• [Assigned task]:
Check every line of the entries that follow, and copy the ones containing "dialog".

Stored data
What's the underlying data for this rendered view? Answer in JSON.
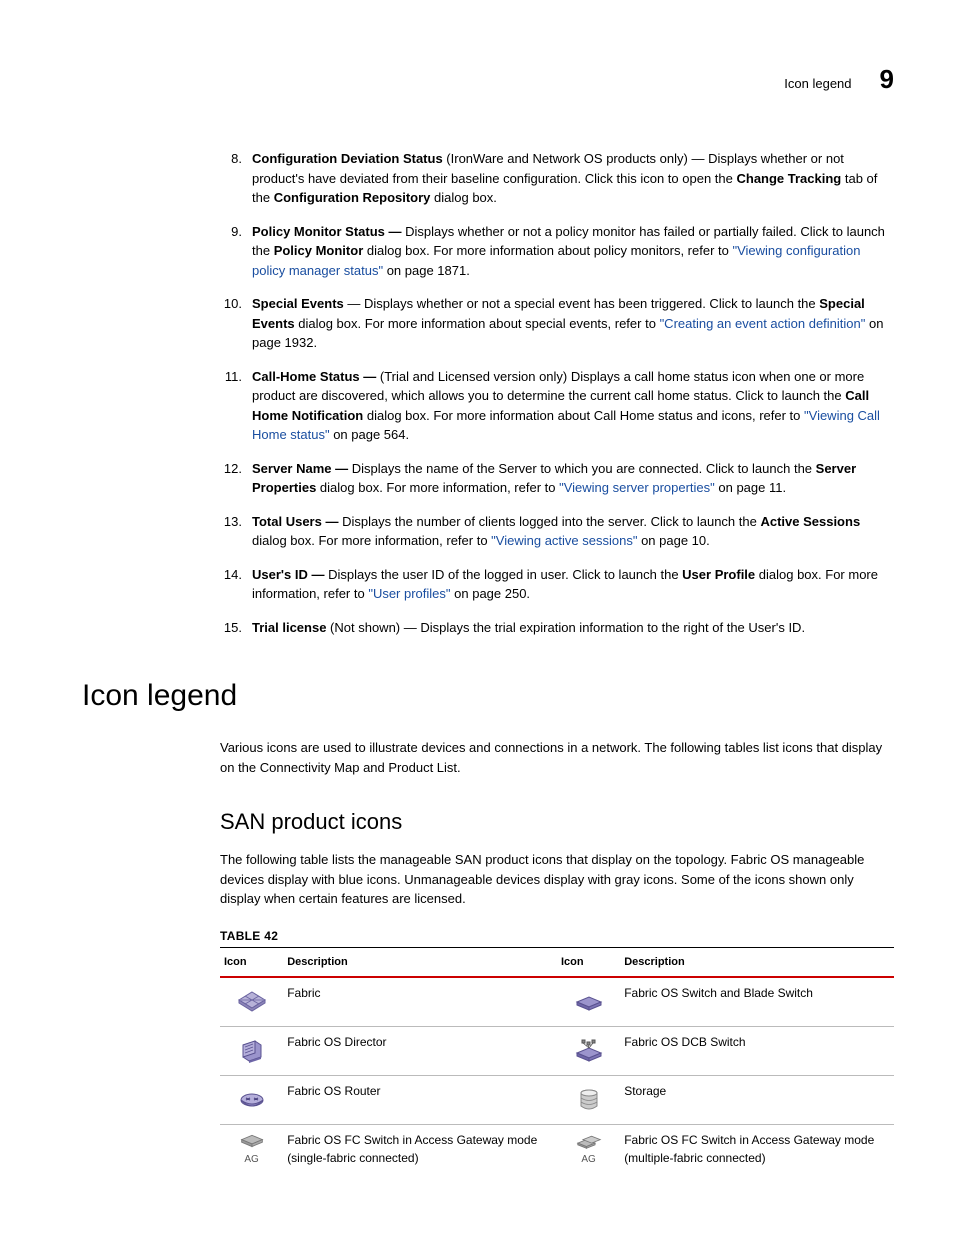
{
  "header": {
    "label": "Icon legend",
    "chapter": "9"
  },
  "items": [
    {
      "num": "8.",
      "runs": [
        {
          "t": "Configuration Deviation Status ",
          "b": true
        },
        {
          "t": "(IronWare and Network OS products only) — Displays whether or not product's have deviated from their baseline configuration. Click this icon to open the "
        },
        {
          "t": "Change Tracking",
          "b": true
        },
        {
          "t": " tab of the "
        },
        {
          "t": "Configuration Repository",
          "b": true
        },
        {
          "t": " dialog box."
        }
      ]
    },
    {
      "num": "9.",
      "runs": [
        {
          "t": "Policy Monitor Status — ",
          "b": true
        },
        {
          "t": "Displays whether or not a policy monitor has failed or partially failed. Click to launch the "
        },
        {
          "t": "Policy Monitor",
          "b": true
        },
        {
          "t": " dialog box. For more information about policy monitors, refer to "
        },
        {
          "t": "\"Viewing configuration policy manager status\"",
          "link": true
        },
        {
          "t": " on page 1871."
        }
      ]
    },
    {
      "num": "10.",
      "runs": [
        {
          "t": "Special Events",
          "b": true
        },
        {
          "t": " — Displays whether or not a special event has been triggered. Click to launch the "
        },
        {
          "t": "Special Events",
          "b": true
        },
        {
          "t": " dialog box. For more information about special events, refer to "
        },
        {
          "t": "\"Creating an event action definition\"",
          "link": true
        },
        {
          "t": " on page 1932."
        }
      ]
    },
    {
      "num": "11.",
      "runs": [
        {
          "t": "Call-Home Status — ",
          "b": true
        },
        {
          "t": "(Trial and Licensed version only) Displays a call home status icon when one or more product are discovered, which allows you to determine the current call home status. Click to launch the "
        },
        {
          "t": "Call Home Notification",
          "b": true
        },
        {
          "t": " dialog box. For more information about Call Home status and icons, refer to "
        },
        {
          "t": "\"Viewing Call Home status\"",
          "link": true
        },
        {
          "t": " on page 564."
        }
      ]
    },
    {
      "num": "12.",
      "runs": [
        {
          "t": "Server Name — ",
          "b": true
        },
        {
          "t": "Displays the name of the Server to which you are connected. Click to launch the "
        },
        {
          "t": "Server Properties",
          "b": true
        },
        {
          "t": " dialog box. For more information, refer to "
        },
        {
          "t": "\"Viewing server properties\"",
          "link": true
        },
        {
          "t": " on page 11."
        }
      ]
    },
    {
      "num": "13.",
      "runs": [
        {
          "t": "Total Users — ",
          "b": true
        },
        {
          "t": "Displays the number of clients logged into the server. Click to launch the "
        },
        {
          "t": "Active Sessions",
          "b": true
        },
        {
          "t": " dialog box. For more information, refer to "
        },
        {
          "t": "\"Viewing active sessions\"",
          "link": true
        },
        {
          "t": " on page 10."
        }
      ]
    },
    {
      "num": "14.",
      "runs": [
        {
          "t": "User's ID — ",
          "b": true
        },
        {
          "t": "Displays the user ID of the logged in user. Click to launch the "
        },
        {
          "t": "User Profile",
          "b": true
        },
        {
          "t": " dialog box. For more information, refer to "
        },
        {
          "t": "\"User profiles\"",
          "link": true
        },
        {
          "t": " on page 250."
        }
      ]
    },
    {
      "num": "15.",
      "runs": [
        {
          "t": "Trial license ",
          "b": true
        },
        {
          "t": "(Not shown) — Displays the trial expiration information to the right of the User's ID."
        }
      ]
    }
  ],
  "section": {
    "title": "Icon legend",
    "intro": "Various icons are used to illustrate devices and connections in a network. The following tables list icons that display on the Connectivity Map and Product List."
  },
  "subsection": {
    "title": "SAN product icons",
    "intro": "The following table lists the manageable SAN product icons that display on the topology. Fabric OS manageable devices display with blue icons. Unmanageable devices display with gray icons. Some of the icons shown only display when certain features are licensed."
  },
  "table": {
    "label": "TABLE 42",
    "headers": [
      "Icon",
      "Description",
      "Icon",
      "Description"
    ],
    "rows": [
      {
        "left": {
          "icon": "fabric",
          "desc": "Fabric"
        },
        "right": {
          "icon": "switch",
          "desc": "Fabric OS Switch and Blade Switch"
        }
      },
      {
        "left": {
          "icon": "director",
          "desc": "Fabric OS Director"
        },
        "right": {
          "icon": "dcb-switch",
          "desc": "Fabric OS DCB Switch"
        }
      },
      {
        "left": {
          "icon": "router",
          "desc": "Fabric OS Router"
        },
        "right": {
          "icon": "storage",
          "desc": "Storage"
        }
      },
      {
        "left": {
          "icon": "ag-single",
          "ag": "AG",
          "desc": "Fabric OS FC Switch in Access Gateway mode (single-fabric connected)"
        },
        "right": {
          "icon": "ag-multi",
          "ag": "AG",
          "desc": "Fabric OS FC Switch in Access Gateway mode (multiple-fabric connected)"
        }
      }
    ]
  }
}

• [Completed exercise]:
          "t": " dialog box."
          "t": " dialog box. For more information about policy monitors, refer to "
          "t": " dialog box. For more information about special events, refer to "
          "t": " dialog box. For more information about Call Home status and icons, refer to "
          "t": " dialog box. For more information, refer to "
          "t": " dialog box. For more information, refer to "
          "t": " dialog box. For more information, refer to "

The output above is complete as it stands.